    Google Scholar 

  • Milburn, K. (1995). A critical review of peer education with young people with special reference to sexual health. Health Education Research, 10, 407–420.

    Article  PubMed  Google Scholar 

  • Millner, V.S., & Kiser, J.D. (2002). Sexual information and Internet resources. Family Journal, 10, 234–239.

    Article  Google Scholar 

  • Moran, J.P. (2000). Teaching sex: The shaping of adolescence in the 20th century. Cambridge, MA: Harvard University Press.

    Google Scholar 

  • Robinson, K.M. (2001). Unsolicited narratives from the Internet: A rich source of qualitative data. Qualitative Health Research, 11, 706–714.

    Article  PubMed  Google Scholar 

  • Roffman, D.M., Shannon, D., & Dwyer, C. (1997). Adolescents, sexual health, and the Internet: Possibilities, prospects, and challenges for educators. Journal of Sex Education and Therapy, 22, 49–55.

    Google Scholar 

  • Sex-ed. group decries CDC & USDA removal of links to group’s web site. (2002, March 11). Retrieved June 13, 2004, from Online Policy Group website: http://www.onlinepolicy.org/action/cpsrelease.shtml
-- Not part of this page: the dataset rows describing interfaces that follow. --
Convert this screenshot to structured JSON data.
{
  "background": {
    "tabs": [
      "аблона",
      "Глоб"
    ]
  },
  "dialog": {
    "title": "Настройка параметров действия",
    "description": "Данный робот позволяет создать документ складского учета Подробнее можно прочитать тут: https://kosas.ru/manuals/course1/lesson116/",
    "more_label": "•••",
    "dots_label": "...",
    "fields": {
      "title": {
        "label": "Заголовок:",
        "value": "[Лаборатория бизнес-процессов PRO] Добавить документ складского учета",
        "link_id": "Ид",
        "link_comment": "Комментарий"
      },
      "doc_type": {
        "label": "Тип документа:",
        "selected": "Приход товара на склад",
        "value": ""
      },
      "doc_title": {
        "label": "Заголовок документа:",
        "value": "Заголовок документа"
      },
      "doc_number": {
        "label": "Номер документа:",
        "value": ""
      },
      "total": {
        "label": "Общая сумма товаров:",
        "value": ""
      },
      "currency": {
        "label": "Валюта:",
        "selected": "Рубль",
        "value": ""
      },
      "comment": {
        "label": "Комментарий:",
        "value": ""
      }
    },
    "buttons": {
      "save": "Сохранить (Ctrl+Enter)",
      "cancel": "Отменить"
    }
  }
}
  • Singer R. Kelly pleads not guilty to child porn. (2004, February 3). Retrieved January 10, 2005, from Cable News Network website: http://archives. cnn.com/2002/LAW/06/26/rkelly/index.html

  • Smith, M.U., & DiClemente, R.J. (2000). STAND: Apeer educator training curriculum for sexual risk reduction in the rural South. Preventive Medicine, 30, 441–449.

    Article  PubMed  Google Scholar 

  • Stern, S.E., & Handel, A.D. (2001). Sexuality and mass media: The historical context of psychology’s reaction to sexuality on the Internet. Journal of Sex Research, 38, 283–291.

    Article  Google Scholar 

  • Strauss, A., & Corbin, J. (1990). Basics of qualitative research. Newbury Park, CA: Sage.

    Google Scholar 

  • Sutton, M.J., Brown, J.D., Wilson, K.M., & Klein, J.D. (2002). Shaking the tree of knowledge for forbidden fruit: Where adolescents learn about sexuality and contraception. In J. D. Brown, J. R. Steele, & K. Walsh-Childers (Eds.), Sexual teens, sexual media: Investigating media’s influence on adolescent sexuality (pp. 25–55). Mahwah, NJ: Lawrence Erlbaum Associates.

    Google Scholar 

  • Suzuki, L.K., & Calzo, J.P. (2004, March). Giving and receiving peer advice online: An examination of online teen health bulletin boards. Paper presented at the biennial conference of the Society for Research on Adolescence.

  • Tiggemann, M., & Kenyon, S.J. (1998). The hairlessness norm: The removal of body hair in women. Sex Roles, 39, 873–885.

    Article  Google Scholar 

  • Turner, G., & Shepherd, J. (1999). A method in search of a theory: Peer education and health promotion. Health Education Research, 14, 235–247.

    Article  PubMed  Google Scholar 

  • Ungar, M.T. (2000). The myth of peer pressure. Adolescence, 35, 167–180.

    PubMed  Google Scholar 

  • Wallace, P. (1999). The psychology of the Internet. Cambridge, UK: Cambridge University Press.

    Google Scholar 

  • Whatley, M.H., & Henken, E.R. (2000). Did you hear about the girl who ... ? Contemporary legends, folklore, and human sexuality. New York: New York University Press.

    Google Scholar 

Download references

Author information

Authors and Affiliations

Authors

Corresponding author

Correspondence to Laina Y. Bay-Cheng.

Rights and permissions

Reprints and Permissions

About this article

Cite this article

Bay-Cheng, L.Y. Left to their own devices: Disciplining youth discourse on sexuality education electronic bulletin boards. Sex Res Soc Policy 2, 37–50 (2005). https://doi.org/10.1525/srsp.2005.2.1.37

Download citation

  • Issue Date:

  • DOI: https://doi.org/10.1525/srsp.2005.2.1.37

Key words

  • peer and education
  • Internet
  • adolescence
  • youth and development